Rob Kirkbride, CHRONICLE NEWS SERVICE
Investors are suing Amway Asia Pacific, its executives and an investment firm, claiming they were forced to sell their shares four years ago when the company went private and before stockholders could reap the rewards of China’s huge consumer market.
Investors said Steve Van Andel, Dick DeVos and Doug DeVos effectively forced shareholders to sell stock on the day it was announced that China would be admitted into the World Trade Organization, a decision that helped open the lucrative Chinese market to Amway and other businesses.
In addition to serving as chairman of Amway Asia Pacific, Van Andel also was vice chairman of the U.S. Chamber of Commerce, a group actively supporting China’s bid.
This is an example of corporate America abusing individual investors for their own profit, said Clinton Krislov, a Chicago attorney representing the plaintiffs.
He said it was shocking that shareholders were forced out on the day China got into the WTO.
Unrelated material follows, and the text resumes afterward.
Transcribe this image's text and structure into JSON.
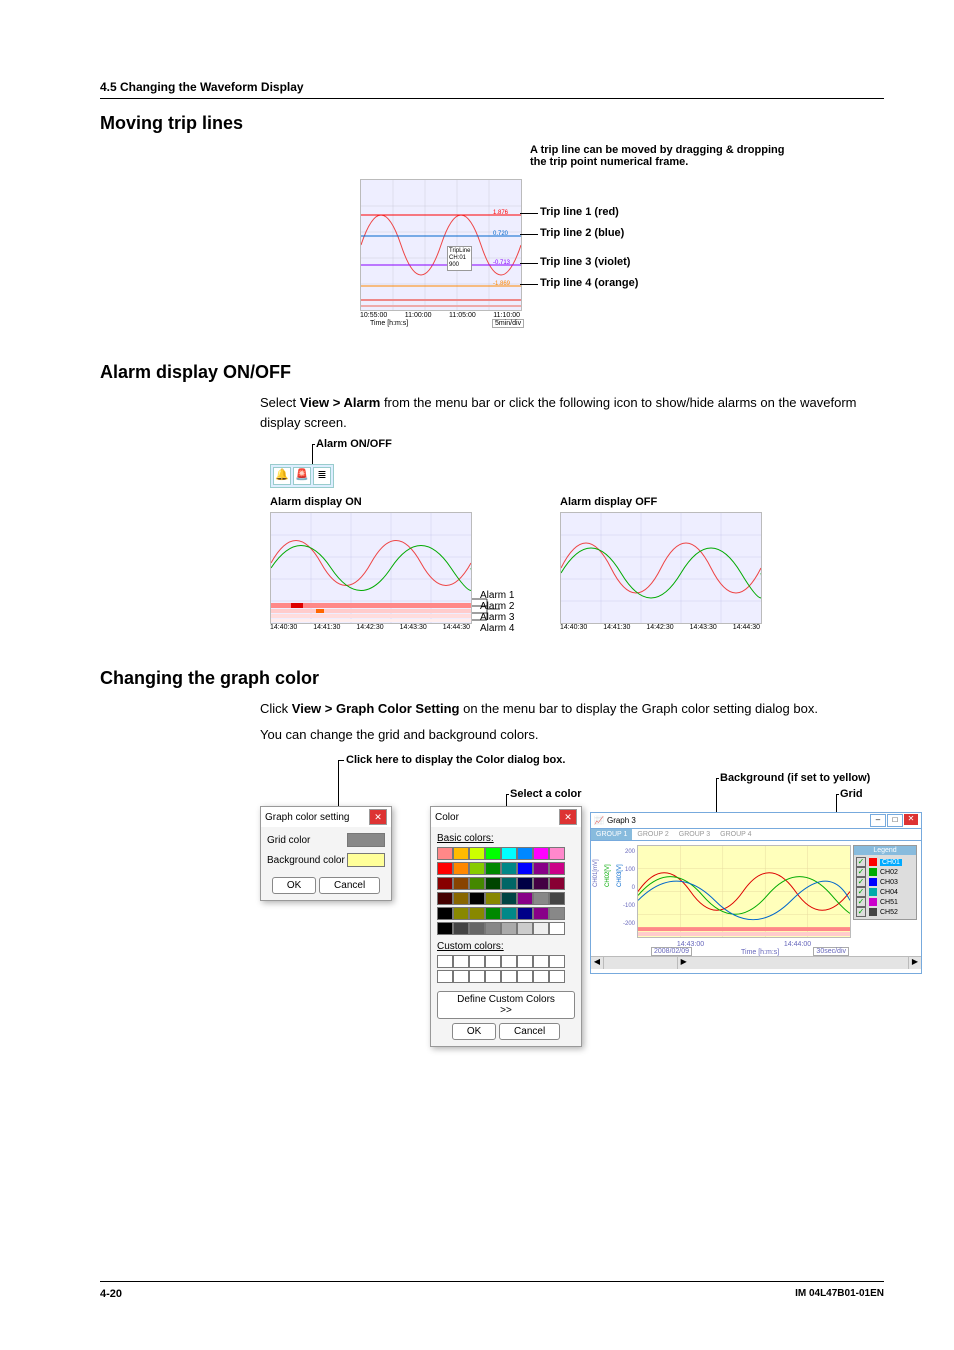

Amway Asia Pacific now is part of Alticor Inc., the parent of Amway. A company lawyer, Bert Hultink, said this has no more merit than two other lawsuits connected to the stock repurchase. Those complaints were dismissed or dropped.
The lawsuit was filed on behalf of local attorney Robert F. Wardrop II and Donald and Nancy Turnwall of Irons. They declined to comment.
When Amway Asia Pacific and Amway Japan were turned into private companies, the DeVos and Van Andel families said it was a strategic move intended to make management of the far-flung enterprises more efficient.
It was widely reported that China would be included in the WTO and shouldn’t have come as a surprise to shareholders, Hultink said. The negotiations regarding China’s status took more than 13 years.
I don’t think the role of Mr. Van Andel was different than any businessman at the time, he said, noting that international corporate leaders backed China’s admission into the trade body.
There were 56 million shares of Amway Asia Pacific; about 47 million were held by company insiders.
Although investors were paid $18 a share — a 53-percent premium over the market value at the time, Krislov believes the stock was worth nearly $40 at the time and would be valued at more than $100 today. He said China’s entrance into the WTO had a breathtaking effect on the company’s value.
It is estimated there will be more than 500 million middle-class consumers in China by 2010, an enormous market that many American companies are trying to tap.
The Asian market already accounts for more than 70 percent of Alticor’s sales, according to the Ada-based direct seller.